- [Activity]
Every line of the records that holds the word "values" should be copied out.

- [Input data]
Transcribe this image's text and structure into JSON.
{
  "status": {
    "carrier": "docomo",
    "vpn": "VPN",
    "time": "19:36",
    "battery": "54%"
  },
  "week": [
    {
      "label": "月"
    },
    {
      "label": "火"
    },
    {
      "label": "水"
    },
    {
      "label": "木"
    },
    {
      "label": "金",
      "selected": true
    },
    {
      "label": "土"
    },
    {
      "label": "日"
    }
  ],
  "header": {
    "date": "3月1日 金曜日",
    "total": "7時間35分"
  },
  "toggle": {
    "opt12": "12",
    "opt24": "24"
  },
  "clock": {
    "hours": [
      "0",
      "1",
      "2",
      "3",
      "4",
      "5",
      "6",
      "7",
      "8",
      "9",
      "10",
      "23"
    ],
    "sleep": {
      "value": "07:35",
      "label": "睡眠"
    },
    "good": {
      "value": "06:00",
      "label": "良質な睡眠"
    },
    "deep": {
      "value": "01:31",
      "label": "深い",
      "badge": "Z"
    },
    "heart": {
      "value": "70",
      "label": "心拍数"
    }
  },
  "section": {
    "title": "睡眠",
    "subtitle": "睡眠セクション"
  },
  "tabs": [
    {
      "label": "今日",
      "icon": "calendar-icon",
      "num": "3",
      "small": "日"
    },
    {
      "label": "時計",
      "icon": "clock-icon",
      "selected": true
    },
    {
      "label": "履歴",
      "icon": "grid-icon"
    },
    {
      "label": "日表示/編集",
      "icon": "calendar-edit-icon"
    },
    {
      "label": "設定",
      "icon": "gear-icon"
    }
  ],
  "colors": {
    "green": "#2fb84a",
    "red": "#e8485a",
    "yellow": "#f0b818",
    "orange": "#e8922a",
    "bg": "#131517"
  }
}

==

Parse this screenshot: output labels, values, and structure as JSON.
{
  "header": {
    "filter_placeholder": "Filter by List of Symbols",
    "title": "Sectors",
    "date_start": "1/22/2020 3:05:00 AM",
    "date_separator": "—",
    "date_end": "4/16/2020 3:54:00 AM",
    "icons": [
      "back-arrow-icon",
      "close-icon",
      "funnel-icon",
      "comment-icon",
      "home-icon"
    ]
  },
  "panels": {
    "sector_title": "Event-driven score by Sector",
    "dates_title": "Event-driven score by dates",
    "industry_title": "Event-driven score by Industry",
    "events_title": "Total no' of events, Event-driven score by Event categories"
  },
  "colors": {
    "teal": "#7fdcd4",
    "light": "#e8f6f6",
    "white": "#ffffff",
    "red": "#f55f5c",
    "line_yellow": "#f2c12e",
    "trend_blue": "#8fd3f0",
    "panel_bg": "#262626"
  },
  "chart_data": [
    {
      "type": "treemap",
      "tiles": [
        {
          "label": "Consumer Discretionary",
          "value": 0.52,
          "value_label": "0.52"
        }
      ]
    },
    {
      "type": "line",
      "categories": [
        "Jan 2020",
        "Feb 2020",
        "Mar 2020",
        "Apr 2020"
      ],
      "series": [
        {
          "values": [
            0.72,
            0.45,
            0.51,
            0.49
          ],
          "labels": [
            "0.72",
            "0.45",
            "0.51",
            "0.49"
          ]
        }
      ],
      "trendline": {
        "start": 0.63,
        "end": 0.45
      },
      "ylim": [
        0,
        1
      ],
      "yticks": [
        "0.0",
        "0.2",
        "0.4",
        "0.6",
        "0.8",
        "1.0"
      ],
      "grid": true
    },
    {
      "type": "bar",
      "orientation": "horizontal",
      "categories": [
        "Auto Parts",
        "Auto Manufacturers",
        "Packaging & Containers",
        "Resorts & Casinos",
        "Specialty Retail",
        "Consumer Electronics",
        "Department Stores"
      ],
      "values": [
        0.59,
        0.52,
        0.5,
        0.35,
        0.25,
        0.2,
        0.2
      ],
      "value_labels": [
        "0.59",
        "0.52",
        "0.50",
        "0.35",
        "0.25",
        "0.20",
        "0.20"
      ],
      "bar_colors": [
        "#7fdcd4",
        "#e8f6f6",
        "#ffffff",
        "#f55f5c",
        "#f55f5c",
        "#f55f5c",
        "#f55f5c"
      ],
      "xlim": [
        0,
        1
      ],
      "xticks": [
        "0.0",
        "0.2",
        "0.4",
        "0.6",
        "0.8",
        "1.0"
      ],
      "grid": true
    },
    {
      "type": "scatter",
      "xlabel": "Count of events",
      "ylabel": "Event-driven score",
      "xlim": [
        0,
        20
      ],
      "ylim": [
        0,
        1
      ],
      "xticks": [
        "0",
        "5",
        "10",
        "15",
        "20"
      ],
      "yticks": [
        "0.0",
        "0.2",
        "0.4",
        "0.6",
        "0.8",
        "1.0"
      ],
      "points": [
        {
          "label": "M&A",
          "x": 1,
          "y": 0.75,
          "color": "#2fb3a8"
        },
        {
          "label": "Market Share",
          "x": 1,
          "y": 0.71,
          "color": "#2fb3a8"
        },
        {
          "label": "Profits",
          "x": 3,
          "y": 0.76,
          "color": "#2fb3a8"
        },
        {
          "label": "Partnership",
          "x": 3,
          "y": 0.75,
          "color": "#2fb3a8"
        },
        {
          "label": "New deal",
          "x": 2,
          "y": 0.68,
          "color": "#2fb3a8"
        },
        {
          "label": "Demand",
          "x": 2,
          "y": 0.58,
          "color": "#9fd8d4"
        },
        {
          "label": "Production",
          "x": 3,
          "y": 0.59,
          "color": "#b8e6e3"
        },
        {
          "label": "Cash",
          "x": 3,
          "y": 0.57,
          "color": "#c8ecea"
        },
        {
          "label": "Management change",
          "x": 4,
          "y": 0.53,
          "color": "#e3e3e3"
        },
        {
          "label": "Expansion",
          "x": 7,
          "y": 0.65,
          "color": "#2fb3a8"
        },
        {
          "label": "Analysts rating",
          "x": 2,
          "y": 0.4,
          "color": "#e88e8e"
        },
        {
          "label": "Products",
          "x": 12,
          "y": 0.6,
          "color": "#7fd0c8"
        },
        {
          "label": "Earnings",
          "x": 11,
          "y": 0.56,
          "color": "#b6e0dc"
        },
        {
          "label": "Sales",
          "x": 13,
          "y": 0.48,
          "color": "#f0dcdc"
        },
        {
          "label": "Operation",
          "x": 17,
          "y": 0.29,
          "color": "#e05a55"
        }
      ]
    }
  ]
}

- [Exercise answer]
Parse this screenshot: output labels, values, and structure as JSON.
          "values": [
      "values": [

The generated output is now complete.